- [WHAT THE TASK ASKS]: Each record below is to be output unchanged, and any picture is to be dropped.

- [INPUT FOR THIS TASK]:

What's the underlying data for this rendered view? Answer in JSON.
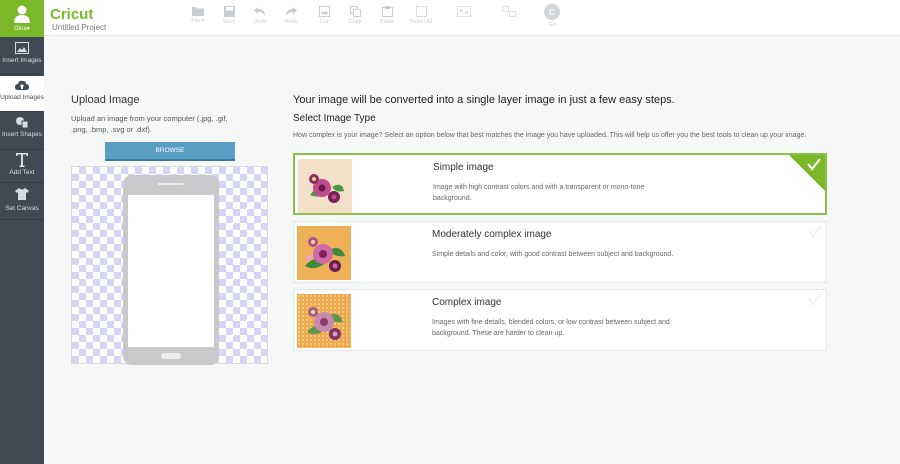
{
  "sidebar": {
    "user": {
      "name": "Gina",
      "chevron": "▾"
    },
    "items": [
      {
        "label": "Insert Images",
        "icon": "image-icon"
      },
      {
        "label": "Upload Images",
        "icon": "cloud-upload-icon"
      },
      {
        "label": "Insert Shapes",
        "icon": "shapes-icon"
      },
      {
        "label": "Add Text",
        "icon": "text-icon"
      },
      {
        "label": "Set Canvas",
        "icon": "tshirt-icon"
      }
    ]
  },
  "topbar": {
    "logo_text": "Cricut",
    "project_title": "Untitled Project",
    "tools": [
      {
        "label": "File ▾",
        "icon": "folder-icon"
      },
      {
        "label": "Save",
        "icon": "save-icon"
      },
      {
        "label": "Undo",
        "icon": "undo-icon"
      },
      {
        "label": "Redo",
        "icon": "redo-icon"
      },
      {
        "label": "Cut",
        "icon": "cut-icon"
      },
      {
        "label": "Copy",
        "icon": "copy-icon"
      },
      {
        "label": "Paste",
        "icon": "paste-icon"
      },
      {
        "label": "Select All",
        "icon": "select-all-icon"
      },
      {
        "label": "",
        "icon": "group-icon"
      },
      {
        "label": "",
        "icon": "ungroup-icon"
      },
      {
        "label": "Go",
        "icon": "go-icon"
      }
    ]
  },
  "upload": {
    "title": "Upload Image",
    "description": "Upload an image from your computer (.jpg, .gif, .png, .bmp, .svg or .dxf).",
    "browse_label": "BROWSE"
  },
  "main": {
    "heading": "Your image will be converted into a single layer image in just a few easy steps.",
    "subheading": "Select Image Type",
    "help": "How complex is your image? Select an option below that best matches the image you have uploaded. This will help us offer you the best tools to clean up your image.",
    "options": [
      {
        "title": "Simple image",
        "description": "Image with high contrast colors and with a transparent or mono-tone background.",
        "selected": true
      },
      {
        "title": "Moderately complex image",
        "description": "Simple details and color, with good contrast between subject and background.",
        "selected": false
      },
      {
        "title": "Complex image",
        "description": "Images with fine details, blended colors, or low contrast between subject and background. These are harder to clean up.",
        "selected": false
      }
    ]
  },
  "colors": {
    "brand_green": "#7ab829",
    "sidebar_bg": "#3f4a55",
    "browse_blue": "#5b9ec4",
    "selected_border": "#8bc34a"
  }
}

- [TASK SOLUTION]:
What's the underlying data for this rendered view? Answer in JSON.
{
  "sidebar": {
    "user": {
      "name": "Gina",
      "chevron": "▾"
    },
    "items": [
      {
        "label": "Insert Images",
        "icon": "image-icon"
      },
      {
        "label": "Upload Images",
        "icon": "cloud-upload-icon"
      },
      {
        "label": "Insert Shapes",
        "icon": "shapes-icon"
      },
      {
        "label": "Add Text",
        "icon": "text-icon"
      },
      {
        "label": "Set Canvas",
        "icon": "tshirt-icon"
      }
    ]
  },
  "topbar": {
    "logo_text": "Cricut",
    "project_title": "Untitled Project",
    "tools": [
      {
        "label": "File ▾",
        "icon": "folder-icon"
      },
      {
        "label": "Save",
        "icon": "save-icon"
      },
      {
        "label": "Undo",
        "icon": "undo-icon"
      },
      {
        "label": "Redo",
        "icon": "redo-icon"
      },
      {
        "label": "Cut",
        "icon": "cut-icon"
      },
      {
        "label": "Copy",
        "icon": "copy-icon"
      },
      {
        "label": "Paste",
        "icon": "paste-icon"
      },
      {
        "label": "Select All",
        "icon": "select-all-icon"
      },
      {
        "label": "",
        "icon": "group-icon"
      },
      {
        "label": "",
        "icon": "ungroup-icon"
      },
      {
        "label": "Go",
        "icon": "go-icon"
      }
    ]
  },
  "upload": {
    "title": "Upload Image",
    "description": "Upload an image from your computer (.jpg, .gif, .png, .bmp, .svg or .dxf).",
    "browse_label": "BROWSE"
  },
  "main": {
    "heading": "Your image will be converted into a single layer image in just a few easy steps.",
    "subheading": "Select Image Type",
    "help": "How complex is your image? Select an option below that best matches the image you have uploaded. This will help us offer you the best tools to clean up your image.",
    "options": [
      {
        "title": "Simple image",
        "description": "Image with high contrast colors and with a transparent or mono-tone background.",
        "selected": true
      },
      {
        "title": "Moderately complex image",
        "description": "Simple details and color, with good contrast between subject and background.",
        "selected": false
      },
      {
        "title": "Complex image",
        "description": "Images with fine details, blended colors, or low contrast between subject and background. These are harder to clean up.",
        "selected": false
      }
    ]
  },
  "colors": {
    "brand_green": "#7ab829",
    "sidebar_bg": "#3f4a55",
    "browse_blue": "#5b9ec4",
    "selected_border": "#8bc34a"
  }
}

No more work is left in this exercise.